Like my mom reported, this has been a suture free zone. I am actually alright with this, it has forced me to get a ton of school done. A lot of my patients from the crazy week when Jamie & Sharon were here have all healed up. I have been meaning to take some after photos and post those, maybe I will later this weekend. Pierre, the one with the mangled finger/bad amputation job accepted Christ last Sunday. I wasn't there but I was really glad to hear it and excited to see him at church this Sunday. Some more good news, Pastor Silanse's abscess is almost completely healed up. Here is a picture from yesterday: (I started by using 4x4 gauze pads to pack it but now I have to cut 2x2's in half)

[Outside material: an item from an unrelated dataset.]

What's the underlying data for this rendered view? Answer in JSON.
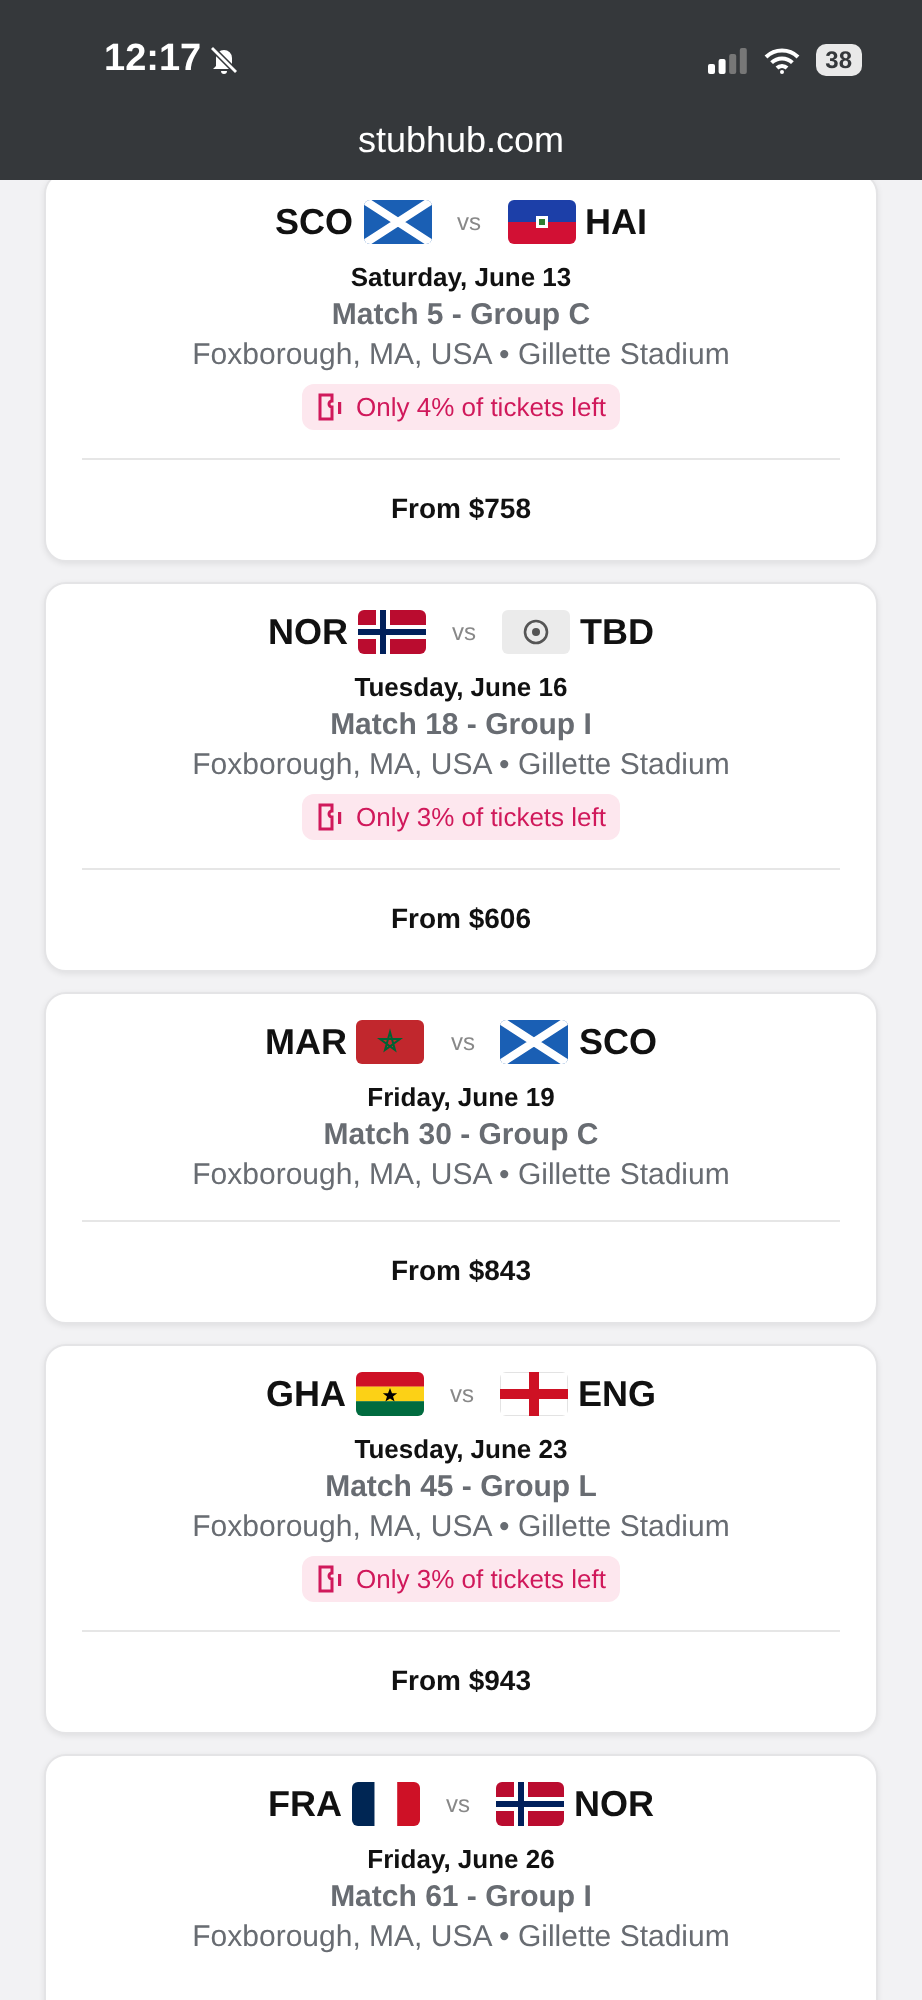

Also, a few of you have asked about Krispe. His ulcer opened up after a month of it being closed and wearing compression stockings. Here is a recent picture, it is kind of discouraging to see it back to where we started but it sounds like that the damage is done, he probably has permanent damage from parasites that originally attacked and lived in his veins. I think that a theory was that he has filarisis, but correct me if I am wrong and please give suggestions for what it might be, even if it won't heal ... I'd still like to know what causes it. I am going to keep wrapping it in the unna boots (does anyone have access to these or know where they can be purchased in the US? I can make them, but I still would like to know if buying them is totally out of the question) and try to get it close back up again, even if it is only for a month, it still means a month for him not to have bugs all around him. I also treated him for worms and he said that he vomited, so that means he had worms; I am glad that at least this problem could be cleared up.

So ... rather than suturing I've been busy treating malaria this week. This seems like an easy-enough thing to diagnose and treat. Chloroquin is cheap. It's only a 3-day dose. Today we got more of these tests; thank you Cheryl & Rusty!! And it has been interesting ... watching the progression of the patients. I realize that this is something most people don't get to do (track the disease progression so closely) and I am thankful for the learning experience.

Well I better get to bed, I hope you are all doing well and staying healthy. If you think of it, please pray for our new friend Lindsay, she came down with a fever upon her return to Indiana and they are thinking either Dengue or typhoid.